Public servants are still being paid, potholes are being repaired, schools and hospitals continue to function – at least to the extent that each of those things were happening while ministers were in place.

Given how unpopular politicians now are in the western world, unsurprisingly that has led some to question whether we really need politicians at all.

For all politicians’ myriad faults, the answer is yes. Just beneath the surface calm, a governance crisis is escalating and it is the people of Northern Ireland who will ultimately suffer. Government works slowly and the consequences of much of what is happening now will not be felt for years.

Civil servants are overseeing a budget of more than £10 billion without any of the awkward questions politicians face. Without questioning the integrity of most civil servants – who have acted dutifully in this crisis – the temptation to corruption is obvious.

More pressingly, there is now a vast backlog of untaken decisions because the courts have made clear that civil servants have no authority to decide on issues which would normally be left to a minister.

Northern Ireland’s health system is in many areas in critical condition, with soaring waiting lists leaving more people in agony awaiting treatment than in England, Scotland or Wales.

There is widespread acceptance of the need for radical reforms, such as centralising services in centres of excellence, but that political decision cannot be taken by civil servants.

Hundreds of schools are now beneath the threshold of viability but cannot be closed. In a region with the population of Essex, the result was an education overspend of almost £20 million last year.

The extent of the stasis is sweeping: major planning decisions, road schemes, public sector pay increases, compensation payments for survivors of child abuse, safety improvements at football stadia, slashing the maximum stake on fixed odds betting terminals, and on and on and on.

Three months ago, the CBI and 11 other business organisations – who do feel the impact of the vacuum – asked the government to pass legislation to empower civil servants to take major decisions without democratic oversight.

That proposal – which would have given unelected and unaccountable civil servants the power to take huge political decisions – shows how lightly what we assume to be a society-wide commitment to democracy can be cast aside amidst a crisis.

Far from solving the problem, that idea would have made it worse by removing any urgency for the return of ministers.

If we get bad politicians it’s largely our fault, because we elect them. If they misbehave, it’s up to us as to whether they are removed. That is the essence of democracy: Real power rests with the public.

Even without politicians, any system short of anarchy will still involve powerful decision-makers, with the same flaws and temptations as politicians – but without the same fear of public opinion.
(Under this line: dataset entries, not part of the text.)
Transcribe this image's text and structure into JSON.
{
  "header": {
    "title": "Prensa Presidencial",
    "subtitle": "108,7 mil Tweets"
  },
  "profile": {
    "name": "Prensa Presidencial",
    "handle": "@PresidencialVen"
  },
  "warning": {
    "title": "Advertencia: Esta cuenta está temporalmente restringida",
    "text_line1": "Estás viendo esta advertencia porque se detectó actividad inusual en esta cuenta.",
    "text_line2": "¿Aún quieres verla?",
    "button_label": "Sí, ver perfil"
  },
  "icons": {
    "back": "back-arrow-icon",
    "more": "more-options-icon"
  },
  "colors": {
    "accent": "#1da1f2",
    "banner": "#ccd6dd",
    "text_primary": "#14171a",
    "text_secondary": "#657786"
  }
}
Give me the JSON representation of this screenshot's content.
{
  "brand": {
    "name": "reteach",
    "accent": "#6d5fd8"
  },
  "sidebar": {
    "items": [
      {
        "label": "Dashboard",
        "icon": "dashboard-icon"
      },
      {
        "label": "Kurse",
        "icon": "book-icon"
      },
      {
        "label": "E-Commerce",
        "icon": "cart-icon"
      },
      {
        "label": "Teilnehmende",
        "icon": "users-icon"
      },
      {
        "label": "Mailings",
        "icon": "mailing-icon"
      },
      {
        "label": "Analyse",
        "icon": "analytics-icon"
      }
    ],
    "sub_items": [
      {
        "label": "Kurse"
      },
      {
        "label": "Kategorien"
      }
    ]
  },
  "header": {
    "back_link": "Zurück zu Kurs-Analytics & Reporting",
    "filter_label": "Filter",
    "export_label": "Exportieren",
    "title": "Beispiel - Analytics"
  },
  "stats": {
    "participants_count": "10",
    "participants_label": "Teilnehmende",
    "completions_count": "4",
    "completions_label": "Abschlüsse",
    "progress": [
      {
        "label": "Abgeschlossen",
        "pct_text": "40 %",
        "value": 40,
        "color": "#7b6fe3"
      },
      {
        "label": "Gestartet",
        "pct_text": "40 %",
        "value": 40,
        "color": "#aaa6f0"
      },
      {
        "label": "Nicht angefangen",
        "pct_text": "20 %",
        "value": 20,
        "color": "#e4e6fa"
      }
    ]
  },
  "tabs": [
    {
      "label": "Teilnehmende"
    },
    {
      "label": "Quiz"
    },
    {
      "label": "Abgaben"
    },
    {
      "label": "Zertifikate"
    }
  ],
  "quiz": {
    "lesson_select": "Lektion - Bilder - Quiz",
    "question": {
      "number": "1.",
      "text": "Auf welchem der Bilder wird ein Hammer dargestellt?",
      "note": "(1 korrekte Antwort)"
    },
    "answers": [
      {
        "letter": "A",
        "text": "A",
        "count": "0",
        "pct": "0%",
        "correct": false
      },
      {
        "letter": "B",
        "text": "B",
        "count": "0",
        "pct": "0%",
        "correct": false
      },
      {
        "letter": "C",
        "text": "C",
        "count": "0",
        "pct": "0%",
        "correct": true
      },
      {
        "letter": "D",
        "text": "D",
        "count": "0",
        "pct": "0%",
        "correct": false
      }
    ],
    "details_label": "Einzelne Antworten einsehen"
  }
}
Many politicians do little to help themselves and some exhibit reprehensible conduct – which for some reason often goes unpunished at the ballot box.

Perhaps it will take several years of drift for many people to realise politicians’ key strength: It is through politicians that the public’s will is enacted.